The U.S. military says 10 American servicemen were killed in Iraq Tuesday - a surge in casualties as U.S. troops battle a stubborn insurgency and sectarian violence.
Military statements issued Wednesday say five soldiers were killed in roadside bomb blasts north and west of Baghdad, while gunfire in the capital killed one soldier and wounded another.
Three other American soldiers and a Marine died "due to enemy action" in the provinces of Al Anbar and Diyala.
Sixty-eight U.S. troops have been killed in Iraq this month.
Meanwhile, the U.S. military has released a top aide to radical Shi'ite cleric Moqtada al-Sadr at the request of the Iraqi government. The aide had been detained on Tuesday apparently on suspicion of involvement in sectarian violence.
In an interview with the BBC, Iraqi President Jalal Talabani said the violence would begin to end if neighboring Iran and Syria were involved in trying to help the Iraqi people.
American troops are conducting more aggressive patrolling in Baghdad to stamp out violence between Shi'ites and Sunnis in the city.
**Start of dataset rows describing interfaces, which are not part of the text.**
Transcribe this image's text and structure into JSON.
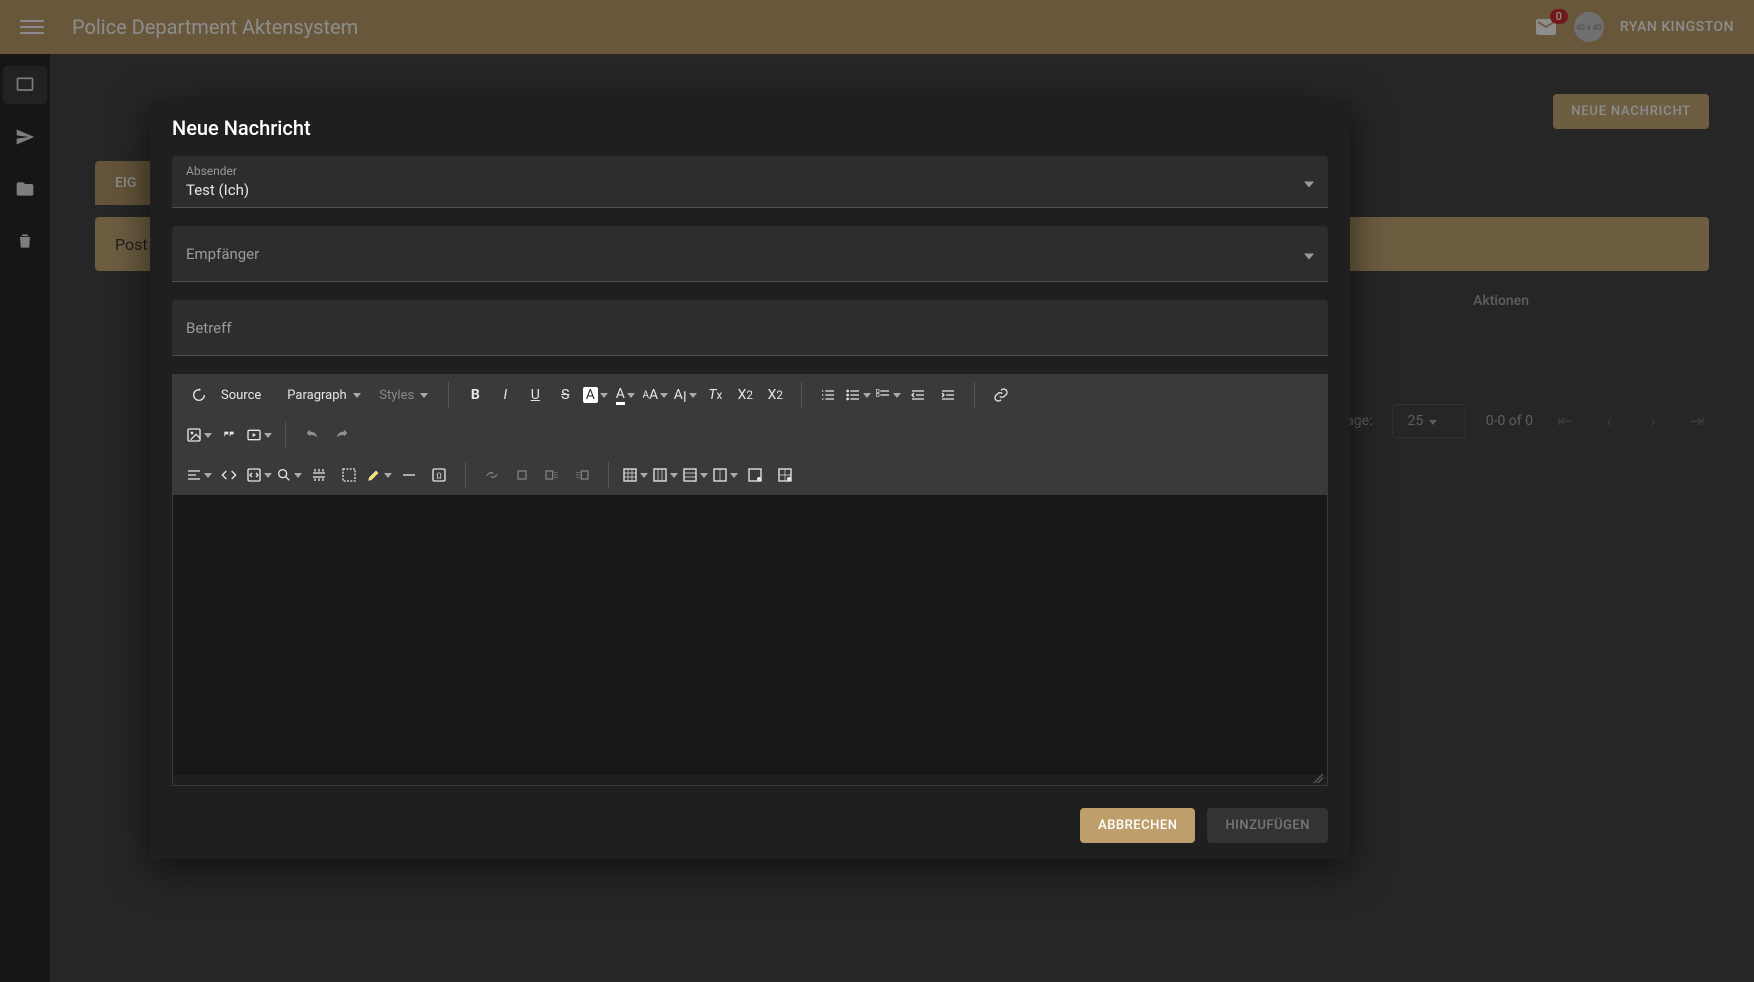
{
  "header": {
    "title": "Police Department Aktensystem",
    "badge_count": "0",
    "avatar_text": "40 x 40",
    "username": "RYAN KINGSTON"
  },
  "sidebar": {
    "items": [
      "inbox",
      "send",
      "folder",
      "trash"
    ]
  },
  "background": {
    "new_message_btn": "NEUE NACHRICHT",
    "tab_left": "EIG",
    "postbox_label": "Post",
    "col_actions": "Aktionen",
    "rows_label": "Rows per page:",
    "rows_value": "25",
    "page_info": "0-0 of 0"
  },
  "modal": {
    "title": "Neue Nachricht",
    "sender_label": "Absender",
    "sender_value": "Test (Ich)",
    "recipient_placeholder": "Empfänger",
    "subject_placeholder": "Betreff",
    "cancel": "ABBRECHEN",
    "submit": "HINZUFÜGEN"
  },
  "editor": {
    "source": "Source",
    "heading": "Paragraph",
    "styles": "Styles"
  }
}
U.S. troops are also helping Iraqi forces patrol the northern town of Balad, where Iraqi officials say at least 93 people were killed in the past five days of sectarian violence.
Local officials said militia linked to Moqtada al-Sadr were involved in reprisal attacks after 19 Shi'ites were kidnapped and killed Friday. They say many Sunni families have fled to a nearby city to escape the violence.
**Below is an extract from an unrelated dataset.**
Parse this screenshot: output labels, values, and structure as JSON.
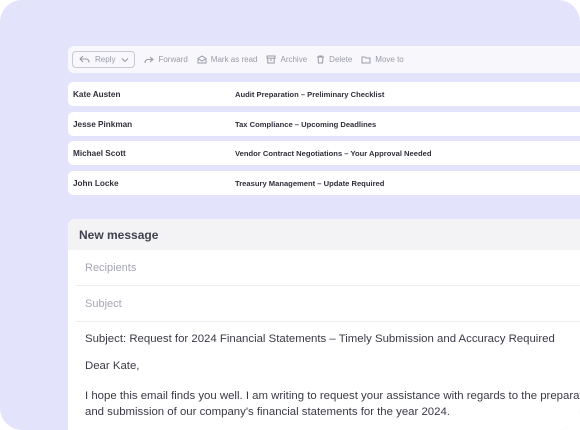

Some information for this report was provided by AFP, AP and Reuters.